Our Thoughts
Tue, 09/11/2021 - 12:00
· 3 min read

Natural Capital, Natural Value for Real Estate

We depend on natural capital - land, water and air – to live. The planet provides us with food, fuel, materials, and clean air, but that natural capital is depleting.

Valuing nature to ensure we invest resources into reversing that trend was the topic of a panel at BNP Paribas Real Estate UK’s 'Shaping A Better World From the Ground Up' webinar.

The starting point is to measure the value of nature, socially and economically, in the same way as man-made assets to unlock investment. For real estate, some of that value is already evident, such as how proximity to a park adds a premium to homes.

But there are many other benefits such as the impact on health and well-being and climate mitigation – water absorption, for example - which can also be measured.

Quantifying that value will support the case for investment into the natural environment. So far, investment has been primarily driven by regulation – and there are more legislative sticks to come. But being able to measure and demonstrate the economic and social value is the carrot for landowners, developers and investors.

Jason Beedell, Director of Rural Research, BNP Paribas Real Estate UK, said it is now possible to measure the impact of natural capital on landowners profit quantitively and qualitatively.  And that can be a light bulb moment.

“They've never really thought about their assets in that way before,” he said. “You can show the overall environmental position, and we can do it quantitatively pretty accurately. We'll never get everything measured, but it's a much better position than we've ever been in.”

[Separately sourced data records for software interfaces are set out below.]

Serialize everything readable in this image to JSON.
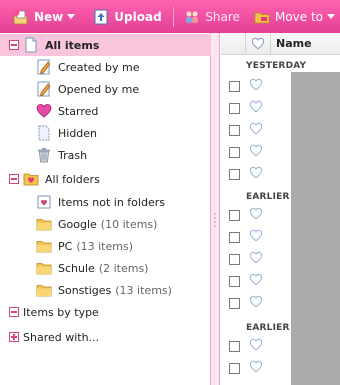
{
  "toolbar": {
    "new_label": "New",
    "upload_label": "Upload",
    "share_label": "Share",
    "move_to_label": "Move to"
  },
  "sidebar": {
    "all_items": "All items",
    "created_by_me": "Created by me",
    "opened_by_me": "Opened by me",
    "starred": "Starred",
    "hidden": "Hidden",
    "trash": "Trash",
    "all_folders": "All folders",
    "items_not_in_folders": "Items not in folders",
    "folders": [
      {
        "name": "Google",
        "count": "(10 items)"
      },
      {
        "name": "PC",
        "count": "(13 items)"
      },
      {
        "name": "Schule",
        "count": "(2 items)"
      },
      {
        "name": "Sonstiges",
        "count": "(13 items)"
      }
    ],
    "items_by_type": "Items by type",
    "shared_with": "Shared with..."
  },
  "list": {
    "name_header": "Name",
    "groups": [
      "YESTERDAY",
      "EARLIER",
      "EARLIER"
    ]
  },
  "colors": {
    "toolbar_pink": "#e8479a",
    "selected_row": "#f9c5dc",
    "accent": "#d0457f"
  }
}
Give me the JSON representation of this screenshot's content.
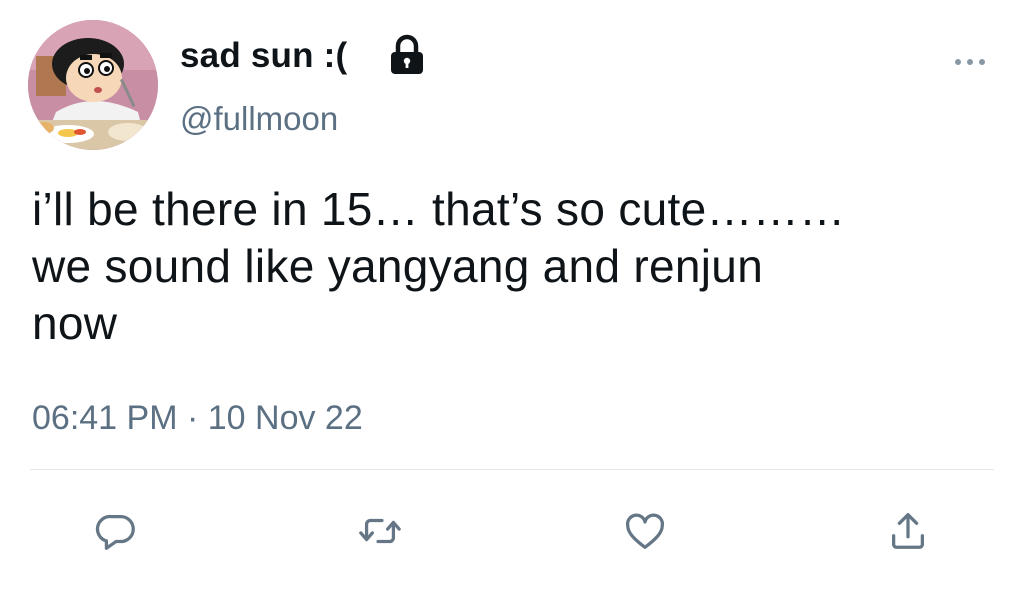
{
  "tweet": {
    "display_name": "sad sun :(",
    "handle": "@fullmoon",
    "text_lines": [
      "i’ll be there in 15… that’s so cute………",
      "we sound like yangyang and renjun",
      "now"
    ],
    "timestamp": "06:41 PM · 10 Nov 22"
  },
  "icons": {
    "avatar": "cartoon-avatar",
    "lock": "lock-icon",
    "more": "more-icon",
    "reply": "reply-icon",
    "retweet": "retweet-icon",
    "like": "heart-icon",
    "share": "share-icon"
  },
  "colors": {
    "text": "#0f1419",
    "secondary": "#5b7083",
    "icon": "#657786",
    "divider": "#e3e7ea"
  }
}
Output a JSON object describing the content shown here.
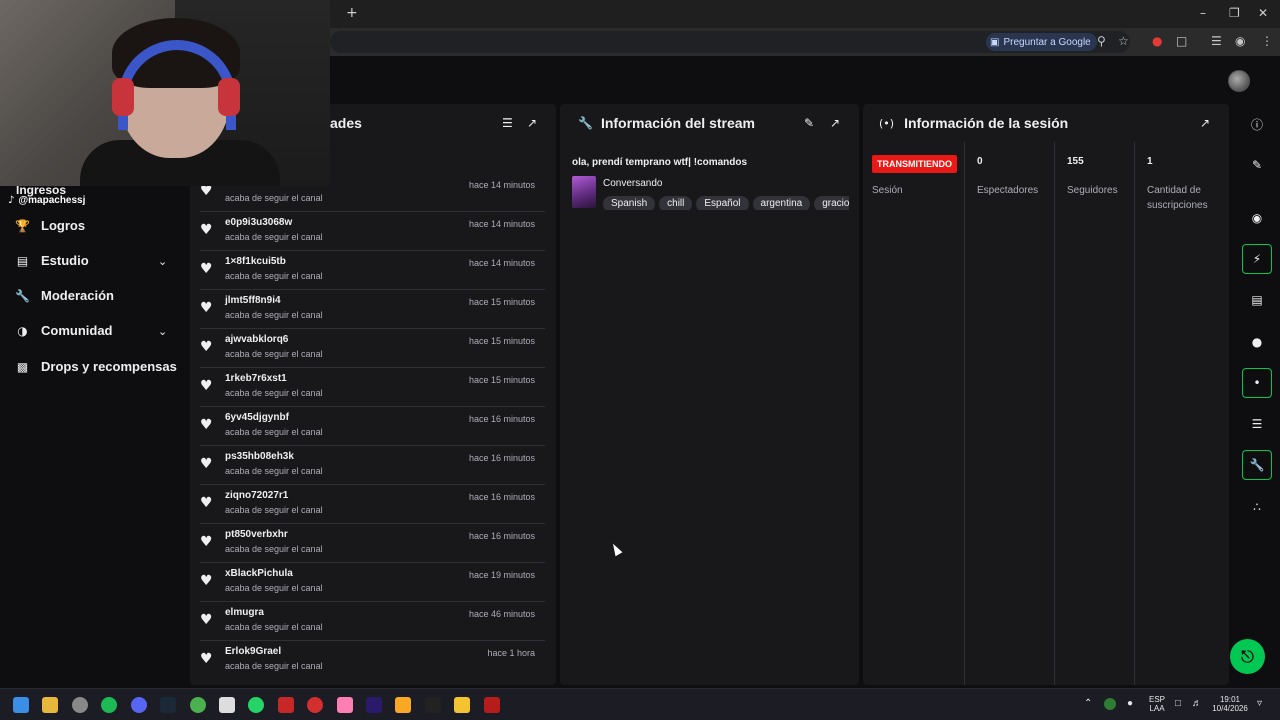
{
  "browser": {
    "ask_google": "Preguntar a Google",
    "new_tab": "+"
  },
  "tiktok_handle": "@mapachessj",
  "nav": {
    "ingresos": "Ingresos",
    "items": [
      {
        "label": "Logros",
        "icon": "trophy-icon"
      },
      {
        "label": "Estudio",
        "icon": "studio-icon"
      },
      {
        "label": "Moderación",
        "icon": "wrench-icon"
      },
      {
        "label": "Comunidad",
        "icon": "community-icon"
      },
      {
        "label": "Drops y recompensas",
        "icon": "drops-icon"
      }
    ]
  },
  "activity": {
    "title": "ades",
    "rows": [
      {
        "user": "",
        "desc": "acaba de seguir el canal",
        "time": "hace 14 minutos"
      },
      {
        "user": "e0p9i3u3068w",
        "desc": "acaba de seguir el canal",
        "time": "hace 14 minutos"
      },
      {
        "user": "1×8f1kcui5tb",
        "desc": "acaba de seguir el canal",
        "time": "hace 14 minutos"
      },
      {
        "user": "jlmt5ff8n9i4",
        "desc": "acaba de seguir el canal",
        "time": "hace 15 minutos"
      },
      {
        "user": "ajwvabklorq6",
        "desc": "acaba de seguir el canal",
        "time": "hace 15 minutos"
      },
      {
        "user": "1rkeb7r6xst1",
        "desc": "acaba de seguir el canal",
        "time": "hace 15 minutos"
      },
      {
        "user": "6yv45djgynbf",
        "desc": "acaba de seguir el canal",
        "time": "hace 16 minutos"
      },
      {
        "user": "ps35hb08eh3k",
        "desc": "acaba de seguir el canal",
        "time": "hace 16 minutos"
      },
      {
        "user": "ziqno72027r1",
        "desc": "acaba de seguir el canal",
        "time": "hace 16 minutos"
      },
      {
        "user": "pt850verbxhr",
        "desc": "acaba de seguir el canal",
        "time": "hace 16 minutos"
      },
      {
        "user": "xBlackPichula",
        "desc": "acaba de seguir el canal",
        "time": "hace 19 minutos"
      },
      {
        "user": "elmugra",
        "desc": "acaba de seguir el canal",
        "time": "hace 46 minutos"
      },
      {
        "user": "Erlok9Grael",
        "desc": "acaba de seguir el canal",
        "time": "hace 1 hora"
      }
    ]
  },
  "stream_info": {
    "title": "Información del stream",
    "stream_title": "ola, prendí temprano wtf| !comandos",
    "category": "Conversando",
    "tags": [
      "Spanish",
      "chill",
      "Español",
      "argentina",
      "gracio"
    ]
  },
  "session": {
    "title": "Información de la sesión",
    "live_badge": "TRANSMITIENDO",
    "session_label": "Sesión",
    "stats": [
      {
        "value": "0",
        "label": "Espectadores"
      },
      {
        "value": "155",
        "label": "Seguidores"
      },
      {
        "value": "1",
        "label": "Cantidad de suscripciones"
      }
    ]
  },
  "taskbar": {
    "lang_top": "ESP",
    "lang_bottom": "LAA",
    "time": "19:01",
    "date": "10/4/2026"
  },
  "colors": {
    "accent": "#00c853",
    "live": "#e91916",
    "panel": "#18181b",
    "background": "#0e0e10"
  }
}
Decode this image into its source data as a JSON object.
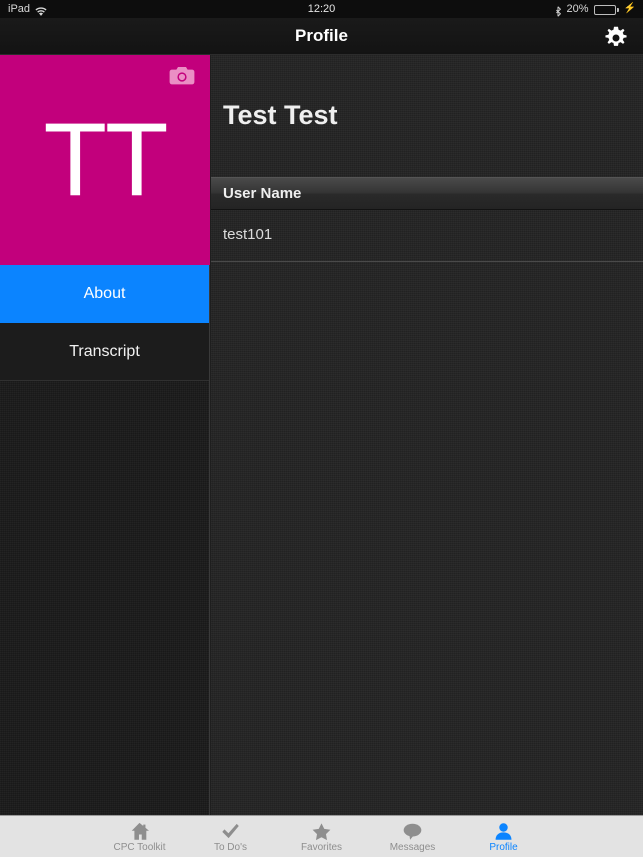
{
  "status_bar": {
    "device_label": "iPad",
    "wifi_icon": "wifi-icon",
    "time": "12:20",
    "bluetooth_icon": "bluetooth-icon",
    "battery_percent": "20%",
    "battery_level": 20,
    "battery_color": "#4cd561",
    "charging_icon": "lightning-bolt-icon"
  },
  "nav_bar": {
    "title": "Profile",
    "settings_icon": "gear-icon"
  },
  "sidebar": {
    "avatar": {
      "initials": "TT",
      "background_color": "#c2007c",
      "camera_icon": "camera-icon"
    },
    "tabs": [
      {
        "label": "About",
        "selected": true
      },
      {
        "label": "Transcript",
        "selected": false
      }
    ],
    "selected_color": "#0b84ff"
  },
  "content": {
    "profile_name": "Test Test",
    "sections": [
      {
        "header": "User Name",
        "value": "test101"
      }
    ]
  },
  "tab_bar": {
    "items": [
      {
        "label": "CPC Toolkit",
        "icon": "home-icon",
        "active": false
      },
      {
        "label": "To Do's",
        "icon": "checkmark-icon",
        "active": false
      },
      {
        "label": "Favorites",
        "icon": "star-icon",
        "active": false
      },
      {
        "label": "Messages",
        "icon": "speech-bubble-icon",
        "active": false
      },
      {
        "label": "Profile",
        "icon": "person-icon",
        "active": true
      }
    ],
    "active_color": "#0b84ff",
    "inactive_color": "#8e8e8e"
  }
}
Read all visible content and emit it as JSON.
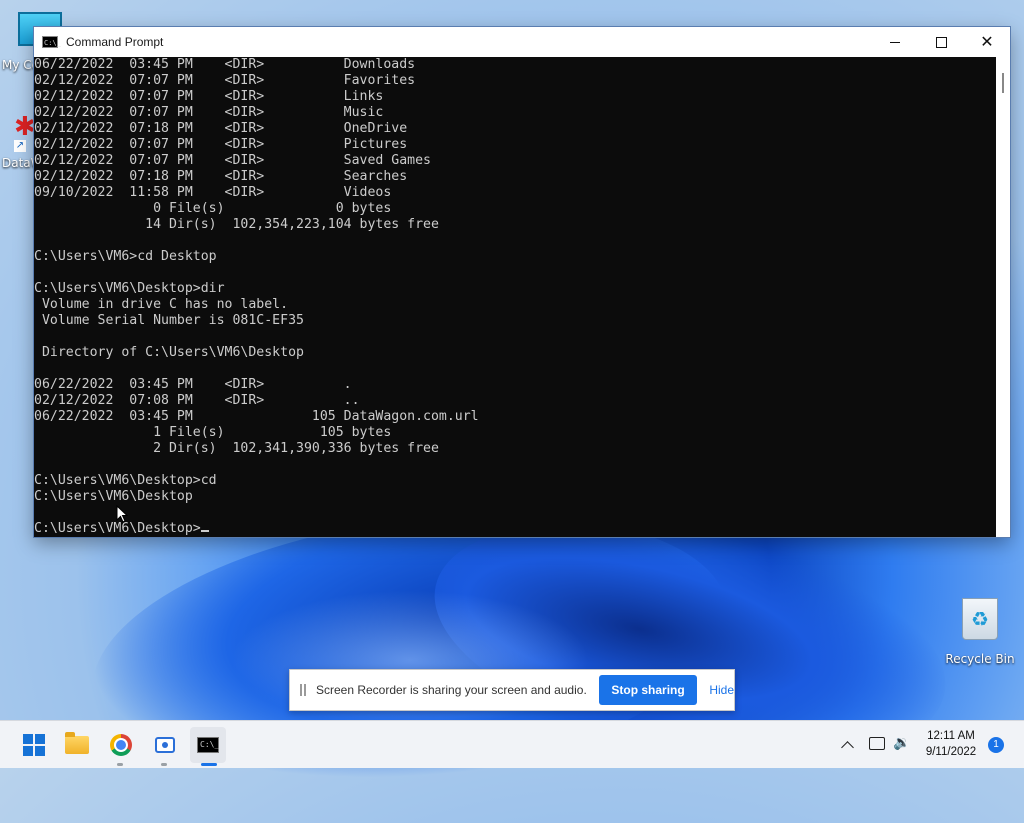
{
  "desktop": {
    "icons": [
      {
        "label": "My Co"
      },
      {
        "label": "DataW"
      },
      {
        "label": "Recycle Bin"
      }
    ]
  },
  "window": {
    "title": "Command Prompt",
    "icon_text": "C:\\_",
    "minimize_icon": "minimize-icon",
    "maximize_icon": "maximize-icon",
    "close_glyph": "✕"
  },
  "console": {
    "lines": [
      "06/22/2022  03:45 PM    <DIR>          Downloads",
      "02/12/2022  07:07 PM    <DIR>          Favorites",
      "02/12/2022  07:07 PM    <DIR>          Links",
      "02/12/2022  07:07 PM    <DIR>          Music",
      "02/12/2022  07:18 PM    <DIR>          OneDrive",
      "02/12/2022  07:07 PM    <DIR>          Pictures",
      "02/12/2022  07:07 PM    <DIR>          Saved Games",
      "02/12/2022  07:18 PM    <DIR>          Searches",
      "09/10/2022  11:58 PM    <DIR>          Videos",
      "               0 File(s)              0 bytes",
      "              14 Dir(s)  102,354,223,104 bytes free",
      "",
      "C:\\Users\\VM6>cd Desktop",
      "",
      "C:\\Users\\VM6\\Desktop>dir",
      " Volume in drive C has no label.",
      " Volume Serial Number is 081C-EF35",
      "",
      " Directory of C:\\Users\\VM6\\Desktop",
      "",
      "06/22/2022  03:45 PM    <DIR>          .",
      "02/12/2022  07:08 PM    <DIR>          ..",
      "06/22/2022  03:45 PM               105 DataWagon.com.url",
      "               1 File(s)            105 bytes",
      "               2 Dir(s)  102,341,390,336 bytes free",
      "",
      "C:\\Users\\VM6\\Desktop>cd",
      "C:\\Users\\VM6\\Desktop",
      ""
    ],
    "prompt": "C:\\Users\\VM6\\Desktop>"
  },
  "recorder": {
    "message": "Screen Recorder is sharing your screen and audio.",
    "stop_label": "Stop sharing",
    "hide_label": "Hide"
  },
  "taskbar": {
    "apps": [
      "start",
      "file-explorer",
      "chrome",
      "camera",
      "command-prompt"
    ],
    "cmd_icon_text": "C:\\_",
    "clock_time": "12:11 AM",
    "clock_date": "9/11/2022",
    "notification_count": "1",
    "accent_color": "#1a73e8"
  }
}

Sustainable accounting is also starting to filter into investment decisions. Caroline McDade, National Head of Planning, BNP Paribas Real Estate, said: “We're seeing clients starting to think about what the outputs and environmental benefits of a development project might be really early on. So, this might be at the feasibility stage, if not at the site purchasing stage.

“They will add that into the cost of purchase and construction to ensure that they're meeting whatever objectives that they want to hit.”

Improving natural capital is harder to do in urban areas where there are huge demands on land. Including space for nature can be tricky but not impossible if designed into developments from the outset.

For example, ensuring the building structure can support a sufficient soil depth to create a green roof. There is a cost attached, but natural capital can provide huge benefits to real estate, such as trees providing shade in hot weather, landscaping that absorbs rainwater and green features to enhance architecture. Such features can also add to the appeal for occupiers.  

There is an opportunity to develop natural capital investment models across city regions and counties. Local authorities are tasked with developing local nature recovery strategies, which means putting together a plan to maintain and improve the natural capital in their areas.

Beedell said: “Because you've got scale, that's going to create investment opportunities. Some of them will be funded through new schemes that are coming through in the environmental land management system (ELM). But there'll be others and lots of private sector opportunities.”

Natural capital is critical in the journey to net-zero and a healthier planet, and measuring its social and economic value is a hugely important step.

To view a recording of 'The Value of Natural Capital' panel session, click here.

Natural Capital, Natural Value for Real Estate